EXERCISE DETAILS: Set down each entry below exactly as written, keeping the pictures out.
'''
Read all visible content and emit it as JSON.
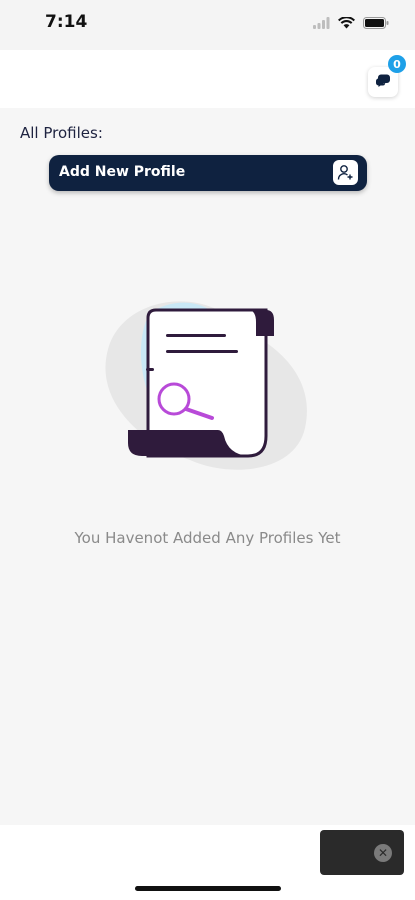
{
  "status_bar": {
    "time": "7:14"
  },
  "header": {
    "chat_badge_count": "0"
  },
  "profiles": {
    "section_title": "All Profiles:",
    "add_button_label": "Add New Profile",
    "empty_message": "You Havenot Added Any Profiles Yet"
  },
  "icons": {
    "chat": "chat-bubble-icon",
    "add_profile": "add-user-icon",
    "empty_state": "document-search-illustration",
    "ad_close": "close-icon"
  },
  "colors": {
    "primary": "#0f2240",
    "badge": "#1ea0e8",
    "illustration_dark": "#2f1b3c",
    "illustration_accent": "#b84ad8"
  },
  "ad": {
    "close_glyph": "✕"
  }
}
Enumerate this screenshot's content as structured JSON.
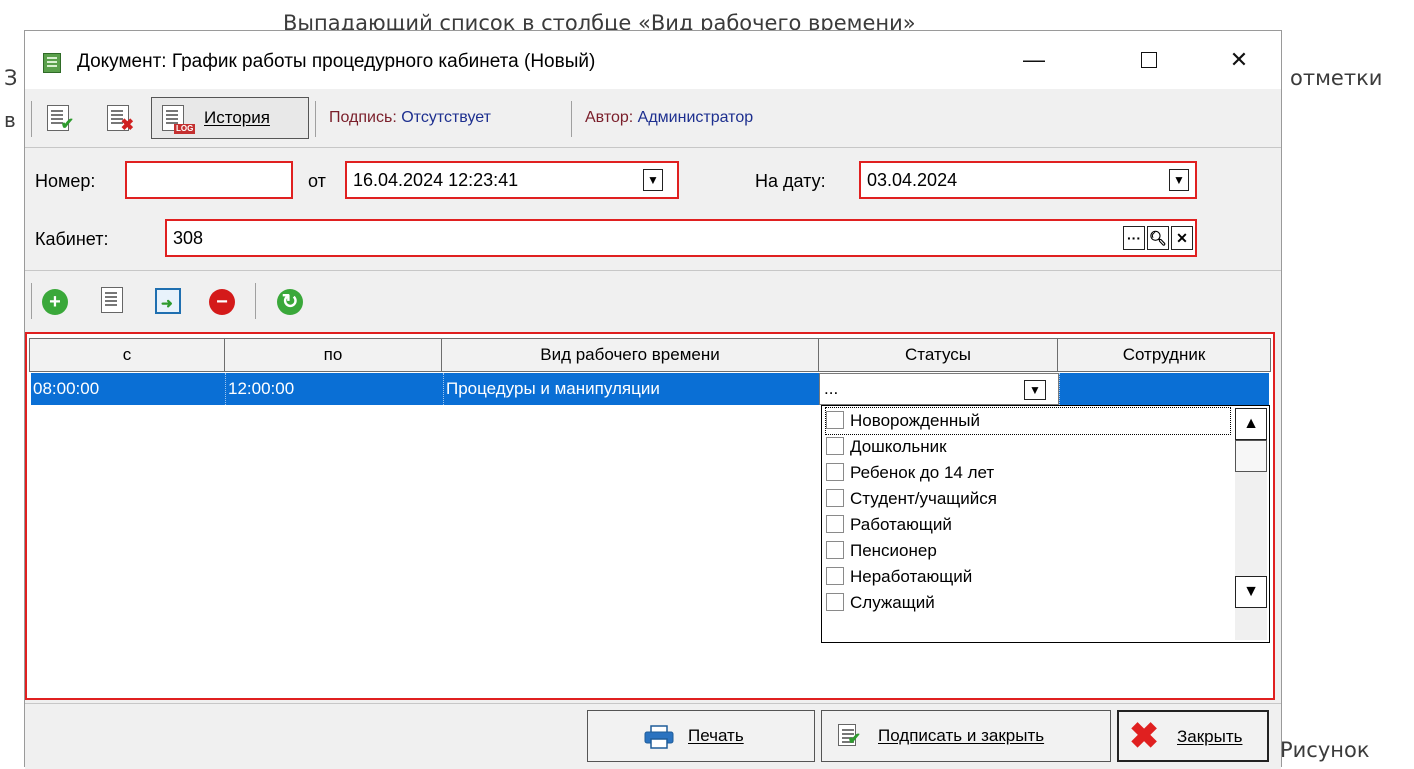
{
  "background": {
    "caption": "Выпадающий список в столбце «Вид рабочего времени»",
    "left_line1": "З",
    "left_line2": "в",
    "right_line1": "отметки",
    "right_line2": "Рисунок"
  },
  "window": {
    "title": "Документ: График работы процедурного кабинета (Новый)",
    "controls": {
      "minimize": "—",
      "close": "✕"
    }
  },
  "toolbar": {
    "history_label": "История",
    "log_tag": "LOG",
    "signature_label": "Подпись:",
    "signature_value": "Отсутствует",
    "author_label": "Автор:",
    "author_value": "Администратор"
  },
  "form": {
    "number_label": "Номер:",
    "number_value": "",
    "from_label": "от",
    "from_value": "16.04.2024 12:23:41",
    "date_label": "На дату:",
    "date_value": "03.04.2024",
    "cabinet_label": "Кабинет:",
    "cabinet_value": "308",
    "dropdown_glyph": "▼",
    "ellipsis_glyph": "···",
    "search_glyph": "🔍︎",
    "clear_glyph": "✕"
  },
  "grid": {
    "columns": [
      "с",
      "по",
      "Вид рабочего времени",
      "Статусы",
      "Сотрудник"
    ],
    "rows": [
      {
        "from": "08:00:00",
        "to": "12:00:00",
        "work_type": "Процедуры и манипуляции",
        "statuses": "...",
        "employee": ""
      }
    ]
  },
  "status_dropdown": {
    "options": [
      "Новорожденный",
      "Дошкольник",
      "Ребенок до 14 лет",
      "Студент/учащийся",
      "Работающий",
      "Пенсионер",
      "Неработающий",
      "Служащий"
    ],
    "scroll_up": "▲",
    "scroll_down": "▼"
  },
  "footer": {
    "print_label": "Печать",
    "sign_close_label": "Подписать и закрыть",
    "close_label": "Закрыть"
  },
  "colors": {
    "selection": "#0a6fd5",
    "required_border": "#e02020",
    "label_dark_red": "#7a1e2a",
    "value_blue": "#1d2f8f"
  }
}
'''
EXERCISE ANSWER:
Read all visible content and emit it as JSON.
{
  "status_bar": {
    "time": "7:14"
  },
  "header": {
    "chat_badge_count": "0"
  },
  "profiles": {
    "section_title": "All Profiles:",
    "add_button_label": "Add New Profile",
    "empty_message": "You Havenot Added Any Profiles Yet"
  },
  "icons": {
    "chat": "chat-bubble-icon",
    "add_profile": "add-user-icon",
    "empty_state": "document-search-illustration",
    "ad_close": "close-icon"
  },
  "colors": {
    "primary": "#0f2240",
    "badge": "#1ea0e8",
    "illustration_dark": "#2f1b3c",
    "illustration_accent": "#b84ad8"
  },
  "ad": {
    "close_glyph": "✕"
  }
}
Enumerate this screenshot's content as structured JSON.
{
  "background": {
    "caption": "Выпадающий список в столбце «Вид рабочего времени»",
    "left_line1": "З",
    "left_line2": "в",
    "right_line1": "отметки",
    "right_line2": "Рисунок"
  },
  "window": {
    "title": "Документ: График работы процедурного кабинета (Новый)",
    "controls": {
      "minimize": "—",
      "close": "✕"
    }
  },
  "toolbar": {
    "history_label": "История",
    "log_tag": "LOG",
    "signature_label": "Подпись:",
    "signature_value": "Отсутствует",
    "author_label": "Автор:",
    "author_value": "Администратор"
  },
  "form": {
    "number_label": "Номер:",
    "number_value": "",
    "from_label": "от",
    "from_value": "16.04.2024 12:23:41",
    "date_label": "На дату:",
    "date_value": "03.04.2024",
    "cabinet_label": "Кабинет:",
    "cabinet_value": "308",
    "dropdown_glyph": "▼",
    "ellipsis_glyph": "···",
    "search_glyph": "🔍︎",
    "clear_glyph": "✕"
  },
  "grid": {
    "columns": [
      "с",
      "по",
      "Вид рабочего времени",
      "Статусы",
      "Сотрудник"
    ],
    "rows": [
      {
        "from": "08:00:00",
        "to": "12:00:00",
        "work_type": "Процедуры и манипуляции",
        "statuses": "...",
        "employee": ""
      }
    ]
  },
  "status_dropdown": {
    "options": [
      "Новорожденный",
      "Дошкольник",
      "Ребенок до 14 лет",
      "Студент/учащийся",
      "Работающий",
      "Пенсионер",
      "Неработающий",
      "Служащий"
    ],
    "scroll_up": "▲",
    "scroll_down": "▼"
  },
  "footer": {
    "print_label": "Печать",
    "sign_close_label": "Подписать и закрыть",
    "close_label": "Закрыть"
  },
  "colors": {
    "selection": "#0a6fd5",
    "required_border": "#e02020",
    "label_dark_red": "#7a1e2a",
    "value_blue": "#1d2f8f"
  }
}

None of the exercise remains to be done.